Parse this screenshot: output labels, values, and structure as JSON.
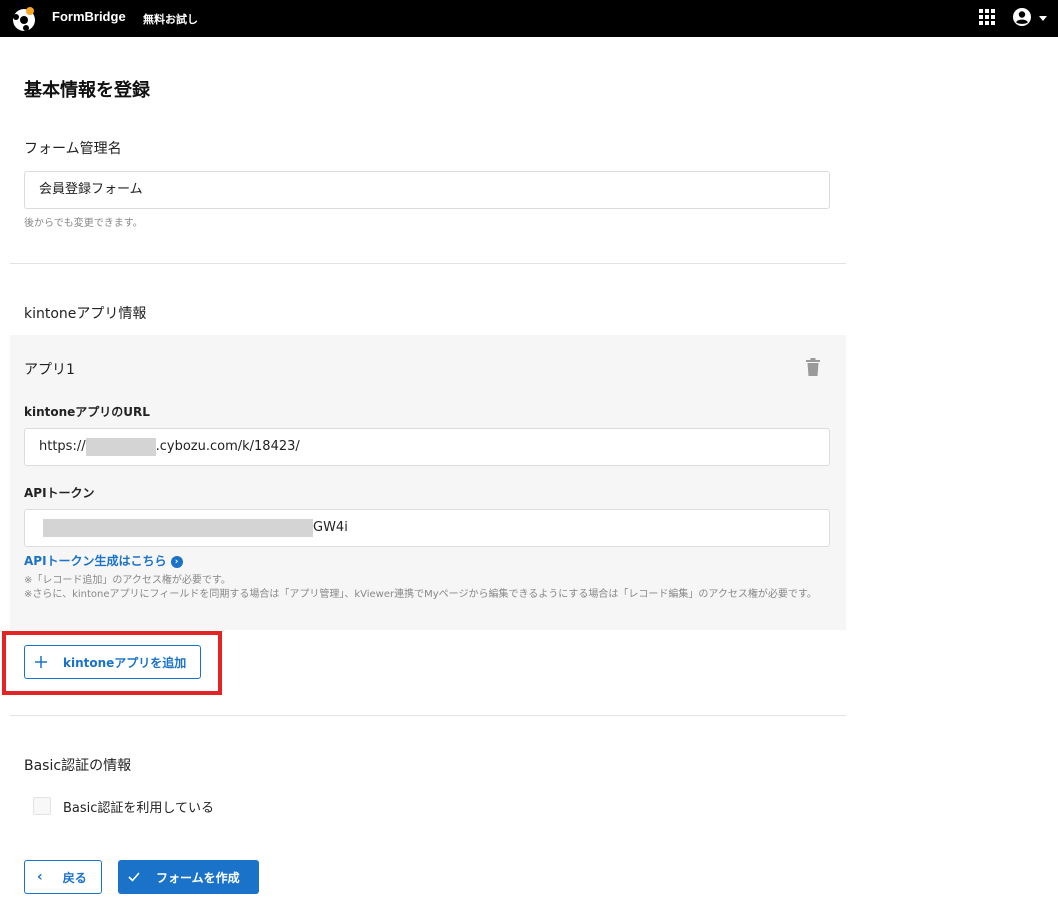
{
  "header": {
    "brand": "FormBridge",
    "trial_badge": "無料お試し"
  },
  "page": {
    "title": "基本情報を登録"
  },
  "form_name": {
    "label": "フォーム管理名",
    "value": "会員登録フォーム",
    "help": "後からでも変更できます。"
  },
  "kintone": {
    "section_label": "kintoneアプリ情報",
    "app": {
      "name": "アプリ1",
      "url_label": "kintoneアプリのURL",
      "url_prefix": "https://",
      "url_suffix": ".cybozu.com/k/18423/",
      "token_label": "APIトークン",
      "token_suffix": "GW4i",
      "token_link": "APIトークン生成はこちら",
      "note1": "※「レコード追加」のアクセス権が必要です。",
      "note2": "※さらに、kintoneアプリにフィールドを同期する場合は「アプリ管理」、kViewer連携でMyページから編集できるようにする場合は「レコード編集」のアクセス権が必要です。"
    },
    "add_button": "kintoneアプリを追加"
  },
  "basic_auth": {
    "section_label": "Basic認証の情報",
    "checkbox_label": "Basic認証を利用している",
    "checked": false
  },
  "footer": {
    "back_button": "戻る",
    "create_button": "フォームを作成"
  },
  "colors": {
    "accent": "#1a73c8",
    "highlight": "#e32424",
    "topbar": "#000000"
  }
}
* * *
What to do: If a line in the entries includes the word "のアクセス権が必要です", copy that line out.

Response area:
      "note1": "※「レコード追加」のアクセス権が必要です。",
      "note2": "※さらに、kintoneアプリにフィールドを同期する場合は「アプリ管理」、kViewer連携でMyページから編集できるようにする場合は「レコード編集」のアクセス権が必要です。"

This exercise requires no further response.